The expansion period of this type of culture in Western Europe was called Kitchen-Midden around the Baltic and North seas. In which axes are generally obtained. Sometimes their instruments had more arrowheads, basses, tropes, etc. During this period, the man of this period lived by digging pits in Belgium. Their culture is given the name of Campignian.
The evidence of this culture is found in almost all regions of India. But mainly Teri sites in Tamil Nadu, Leghnaj in Gujarat, Bismanpur in eastern India, Azadgarh and Bhimmeka caves in central India, Bagore in Rajasthan, Lekhadian in Uttar Pradesh, Sarai Nahar, etc. were prominent.
3. Residence of the Mesolithic period – Due to climate change, there was a lot of change in the residence of human beings during this period. During this period he did not need to live in deep caves, now he started living at the mouth of the caves and in the outer areas. He also coated his floors with Ocher colors in many areas. As seen in the caves of Eynam and el-wad. In South India, he started living on the seashore, and in Europe on the banks of lakes, mountains, and plains. He also started living by digging pits in many places in Belgium.

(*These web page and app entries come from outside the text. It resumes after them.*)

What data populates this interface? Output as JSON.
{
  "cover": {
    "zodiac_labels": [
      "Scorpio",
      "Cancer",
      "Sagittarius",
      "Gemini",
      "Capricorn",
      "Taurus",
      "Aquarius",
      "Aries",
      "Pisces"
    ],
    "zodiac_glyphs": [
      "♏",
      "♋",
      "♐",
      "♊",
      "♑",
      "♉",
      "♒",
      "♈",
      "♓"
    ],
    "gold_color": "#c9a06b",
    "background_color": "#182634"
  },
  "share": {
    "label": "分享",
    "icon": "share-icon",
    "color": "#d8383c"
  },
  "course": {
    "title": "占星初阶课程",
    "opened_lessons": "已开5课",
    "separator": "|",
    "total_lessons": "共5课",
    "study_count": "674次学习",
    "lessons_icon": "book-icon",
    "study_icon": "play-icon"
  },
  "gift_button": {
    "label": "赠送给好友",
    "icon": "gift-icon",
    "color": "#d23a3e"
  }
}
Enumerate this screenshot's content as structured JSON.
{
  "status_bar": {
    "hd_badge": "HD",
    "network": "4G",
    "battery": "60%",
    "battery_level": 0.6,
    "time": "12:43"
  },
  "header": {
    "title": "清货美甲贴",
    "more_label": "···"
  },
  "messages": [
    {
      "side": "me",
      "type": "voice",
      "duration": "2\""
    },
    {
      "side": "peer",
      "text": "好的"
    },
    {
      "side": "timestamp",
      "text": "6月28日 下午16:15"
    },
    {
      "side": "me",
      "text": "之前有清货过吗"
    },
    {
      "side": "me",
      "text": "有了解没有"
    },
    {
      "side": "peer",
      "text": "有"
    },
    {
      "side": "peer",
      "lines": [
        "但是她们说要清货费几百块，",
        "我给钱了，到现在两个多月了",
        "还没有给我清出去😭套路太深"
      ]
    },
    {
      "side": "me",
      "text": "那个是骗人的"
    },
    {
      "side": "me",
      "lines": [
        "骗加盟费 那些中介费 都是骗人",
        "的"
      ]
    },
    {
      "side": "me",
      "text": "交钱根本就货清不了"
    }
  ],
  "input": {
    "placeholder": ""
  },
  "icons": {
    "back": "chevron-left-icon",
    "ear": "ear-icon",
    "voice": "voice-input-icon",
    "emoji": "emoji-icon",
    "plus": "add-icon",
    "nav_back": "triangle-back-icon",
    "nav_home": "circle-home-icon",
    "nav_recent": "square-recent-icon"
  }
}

4. Date of Mesolithic period – The date of the Mesolithic period has been determined differently at different places. In many places, it has been fixed till 8000 BC and in some places till 2000 BC. The Nastafian culture dates back to around 8000 BC and lasted from 7500 BC to 2000 BC in Europe and India. The Mesolithic industry of South India has been estimated to be 4000 BC. While the date order of Adamgarh (Madhya Pradesh) is 5500 BC, Sarai Nahar Rai located in Uttar Pradesh started this period around 7300 BC. In addition, the Mesolithic culture of Eastern India has been estimated around 2000 BC.